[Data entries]
------------------------------------------------------------

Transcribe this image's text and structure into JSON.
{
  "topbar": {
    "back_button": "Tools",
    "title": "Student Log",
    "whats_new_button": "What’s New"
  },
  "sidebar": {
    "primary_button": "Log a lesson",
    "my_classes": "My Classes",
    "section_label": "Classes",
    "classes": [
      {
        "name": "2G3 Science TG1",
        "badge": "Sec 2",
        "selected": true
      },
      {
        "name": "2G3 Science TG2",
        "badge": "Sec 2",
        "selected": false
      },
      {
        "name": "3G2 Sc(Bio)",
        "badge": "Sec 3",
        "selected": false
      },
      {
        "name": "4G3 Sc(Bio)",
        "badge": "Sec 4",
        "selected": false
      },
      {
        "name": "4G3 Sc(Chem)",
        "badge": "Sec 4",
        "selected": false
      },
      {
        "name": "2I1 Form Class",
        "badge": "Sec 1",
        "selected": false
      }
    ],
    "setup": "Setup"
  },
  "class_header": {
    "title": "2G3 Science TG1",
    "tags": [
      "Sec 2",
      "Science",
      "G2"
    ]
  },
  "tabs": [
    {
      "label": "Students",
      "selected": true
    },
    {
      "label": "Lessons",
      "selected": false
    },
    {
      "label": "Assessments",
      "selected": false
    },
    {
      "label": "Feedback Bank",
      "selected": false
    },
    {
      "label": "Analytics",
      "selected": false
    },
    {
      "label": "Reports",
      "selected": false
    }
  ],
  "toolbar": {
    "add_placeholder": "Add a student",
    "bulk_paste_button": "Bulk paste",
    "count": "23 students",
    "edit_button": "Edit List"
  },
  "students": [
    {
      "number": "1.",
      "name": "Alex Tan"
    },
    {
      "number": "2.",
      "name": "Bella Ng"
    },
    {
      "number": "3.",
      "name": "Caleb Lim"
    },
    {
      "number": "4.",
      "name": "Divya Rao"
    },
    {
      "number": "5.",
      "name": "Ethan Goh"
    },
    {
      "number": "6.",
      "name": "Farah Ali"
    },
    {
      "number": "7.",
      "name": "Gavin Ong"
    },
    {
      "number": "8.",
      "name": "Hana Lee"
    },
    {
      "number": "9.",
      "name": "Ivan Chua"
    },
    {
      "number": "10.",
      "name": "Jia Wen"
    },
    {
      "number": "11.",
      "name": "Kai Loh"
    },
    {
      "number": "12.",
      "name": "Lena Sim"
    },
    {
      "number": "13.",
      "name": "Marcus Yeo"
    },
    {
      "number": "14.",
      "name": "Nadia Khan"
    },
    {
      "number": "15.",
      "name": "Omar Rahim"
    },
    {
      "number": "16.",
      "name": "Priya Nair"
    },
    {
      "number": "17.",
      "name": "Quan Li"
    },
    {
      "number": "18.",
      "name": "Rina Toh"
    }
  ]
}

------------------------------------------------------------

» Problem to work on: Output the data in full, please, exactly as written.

» Expected answer:
Transcribe this image's text and structure into JSON.
{
  "topbar": {
    "back_button": "Tools",
    "title": "Student Log",
    "whats_new_button": "What’s New"
  },
  "sidebar": {
    "primary_button": "Log a lesson",
    "my_classes": "My Classes",
    "section_label": "Classes",
    "classes": [
      {
        "name": "2G3 Science TG1",
        "badge": "Sec 2",
        "selected": true
      },
      {
        "name": "2G3 Science TG2",
        "badge": "Sec 2",
        "selected": false
      },
      {
        "name": "3G2 Sc(Bio)",
        "badge": "Sec 3",
        "selected": false
      },
      {
        "name": "4G3 Sc(Bio)",
        "badge": "Sec 4",
        "selected": false
      },
      {
        "name": "4G3 Sc(Chem)",
        "badge": "Sec 4",
        "selected": false
      },
      {
        "name": "2I1 Form Class",
        "badge": "Sec 1",
        "selected": false
      }
    ],
    "setup": "Setup"
  },
  "class_header": {
    "title": "2G3 Science TG1",
    "tags": [
      "Sec 2",
      "Science",
      "G2"
    ]
  },
  "tabs": [
    {
      "label": "Students",
      "selected": true
    },
    {
      "label": "Lessons",
      "selected": false
    },
    {
      "label": "Assessments",
      "selected": false
    },
    {
      "label": "Feedback Bank",
      "selected": false
    },
    {
      "label": "Analytics",
      "selected": false
    },
    {
      "label": "Reports",
      "selected": false
    }
  ],
  "toolbar": {
    "add_placeholder": "Add a student",
    "bulk_paste_button": "Bulk paste",
    "count": "23 students",
    "edit_button": "Edit List"
  },
  "students": [
    {
      "number": "1.",
      "name": "Alex Tan"
    },
    {
      "number": "2.",
      "name": "Bella Ng"
    },
    {
      "number": "3.",
      "name": "Caleb Lim"
    },
    {
      "number": "4.",
      "name": "Divya Rao"
    },
    {
      "number": "5.",
      "name": "Ethan Goh"
    },
    {
      "number": "6.",
      "name": "Farah Ali"
    },
    {
      "number": "7.",
      "name": "Gavin Ong"
    },
    {
      "number": "8.",
      "name": "Hana Lee"
    },
    {
      "number": "9.",
      "name": "Ivan Chua"
    },
    {
      "number": "10.",
      "name": "Jia Wen"
    },
    {
      "number": "11.",
      "name": "Kai Loh"
    },
    {
      "number": "12.",
      "name": "Lena Sim"
    },
    {
      "number": "13.",
      "name": "Marcus Yeo"
    },
    {
      "number": "14.",
      "name": "Nadia Khan"
    },
    {
      "number": "15.",
      "name": "Omar Rahim"
    },
    {
      "number": "16.",
      "name": "Priya Nair"
    },
    {
      "number": "17.",
      "name": "Quan Li"
    },
    {
      "number": "18.",
      "name": "Rina Toh"
    }
  ]
}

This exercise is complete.